The assembly of such timelines places the analysis process on the knowledge and the beliefs of the people of the place. Key informants will emerge - people with particularly detailed knowledge and strong views on why and how events unfolded as they did. Specialized technical knowledge - be it environmental or economic - adds depth or challenge local beliefs of “this is how and why things work as they do.” I prefer the simple timeline to the more complex and demanding Driving forces, Pressures, States, Impacts, Responses (DPSIR) framework adopted by the European Environmental Protection Agency. A timeline keeps the dialogue within the community of interested stakeholders while the more complex DPSIR puts the ball into the court of a group of technical specialists. DPSIR is also focused on current conditions and does not emphasize the “how did we get here?” narrative that I find so useful.

How does a practitioner learn how the governance system within his or her focal area functions? By engaging with it! Working with those shaping the existing governance system to assemble and interpret timelines is often an effective way to initiate the engagement process. The existing governance system may be weak and susceptible to modification or it may be rigid and function as a complex network of checks and balances among many politically powerful interests and institutions. Think of the differences between the governance systems of such large marine ecosystems as the Baltic Sea as compared to the Benguela current off southwestern coast of Africa - or the coastal counties of California compared to the coastal districts of Ghana or Xiamen Island, China. The governance systems in such places are profoundly different. So are the prospects for engaging with them in order to, for example, reduce inflows of pollutants to coastal waters or reduce fishing pressure.
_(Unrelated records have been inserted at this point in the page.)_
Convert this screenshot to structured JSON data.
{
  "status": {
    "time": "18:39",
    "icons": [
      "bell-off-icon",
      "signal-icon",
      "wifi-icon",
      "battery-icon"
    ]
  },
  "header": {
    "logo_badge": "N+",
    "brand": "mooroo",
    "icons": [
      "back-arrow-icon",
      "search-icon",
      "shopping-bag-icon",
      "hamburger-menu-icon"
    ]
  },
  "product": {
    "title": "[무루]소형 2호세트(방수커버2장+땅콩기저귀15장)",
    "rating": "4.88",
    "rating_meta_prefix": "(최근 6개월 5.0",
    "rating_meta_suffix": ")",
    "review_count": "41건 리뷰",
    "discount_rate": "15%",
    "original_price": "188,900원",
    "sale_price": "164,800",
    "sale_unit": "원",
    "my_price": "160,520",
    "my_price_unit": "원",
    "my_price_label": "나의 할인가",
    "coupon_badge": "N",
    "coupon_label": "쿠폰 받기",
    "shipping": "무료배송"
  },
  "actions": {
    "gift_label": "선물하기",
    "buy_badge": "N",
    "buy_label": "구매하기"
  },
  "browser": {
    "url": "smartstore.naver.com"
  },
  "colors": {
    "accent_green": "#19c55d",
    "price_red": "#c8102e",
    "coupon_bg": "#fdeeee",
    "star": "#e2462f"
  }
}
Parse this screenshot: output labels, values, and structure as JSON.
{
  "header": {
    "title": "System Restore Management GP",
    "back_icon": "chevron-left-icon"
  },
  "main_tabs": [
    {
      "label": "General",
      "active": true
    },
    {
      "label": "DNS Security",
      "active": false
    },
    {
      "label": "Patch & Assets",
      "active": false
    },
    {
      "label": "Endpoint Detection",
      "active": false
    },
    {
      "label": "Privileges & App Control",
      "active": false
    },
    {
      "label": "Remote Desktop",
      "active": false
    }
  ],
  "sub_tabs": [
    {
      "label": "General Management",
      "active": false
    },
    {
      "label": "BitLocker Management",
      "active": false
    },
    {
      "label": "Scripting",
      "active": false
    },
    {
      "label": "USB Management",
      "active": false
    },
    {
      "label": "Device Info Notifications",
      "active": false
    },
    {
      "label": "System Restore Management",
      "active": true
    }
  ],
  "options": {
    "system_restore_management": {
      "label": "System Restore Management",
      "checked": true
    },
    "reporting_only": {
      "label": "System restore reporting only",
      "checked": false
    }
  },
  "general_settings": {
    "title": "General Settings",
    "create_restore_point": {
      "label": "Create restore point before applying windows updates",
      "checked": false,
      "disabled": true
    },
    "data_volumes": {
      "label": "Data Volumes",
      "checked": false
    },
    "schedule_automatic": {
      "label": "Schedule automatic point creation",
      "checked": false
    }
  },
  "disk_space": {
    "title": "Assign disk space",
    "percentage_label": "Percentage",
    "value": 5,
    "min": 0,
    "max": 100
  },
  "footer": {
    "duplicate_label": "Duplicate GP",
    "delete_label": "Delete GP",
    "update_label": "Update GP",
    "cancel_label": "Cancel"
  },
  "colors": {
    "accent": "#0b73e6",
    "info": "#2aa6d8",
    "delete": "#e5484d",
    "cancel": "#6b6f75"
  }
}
Skillfully applied, discussions that draw from timelines can quickly reveal how the governance system has evolved and the forces that have shaped it in response to ecosystem change. Timelines lead to the identification of eras of governance, periods of time usually of a decade or more, but often longer, in which the environmental conditions, human activities and “the rules of the game” of the governance system followed a recognizable pattern. This suggests thresholds when the ecosystem, and sometimes the governance system, has moved from state to another. I have many times been struck by how the trajectory of change in an estuary or a river delta follows the same sequence of events and is accompanied by similar eras of governance. What varies is when, historically, key thresholds are met and the speed at which change occurs. The collapse of the fisheries of the Gulf of Thailand, for example, followed a pattern remarkably similar to the collapse in Narragansett Bay. The big difference is that the collapse in Narragansett Bay occurred between 1830 and 1890 while the collapse in the Gulf of Thailand unfolded between 1970 and 2000. The similarities in the responses of the players in the governance system are particularly striking - the fishers, scientists, political figures and the governmental institutions with a stake in the game. An additional benefit of the assembly of timelines as a routine feature of ecosystem governance projects and programs is that they reveal the bigger repeating patterns of responses to ecosystem change as the Anthropocene continues to unfold.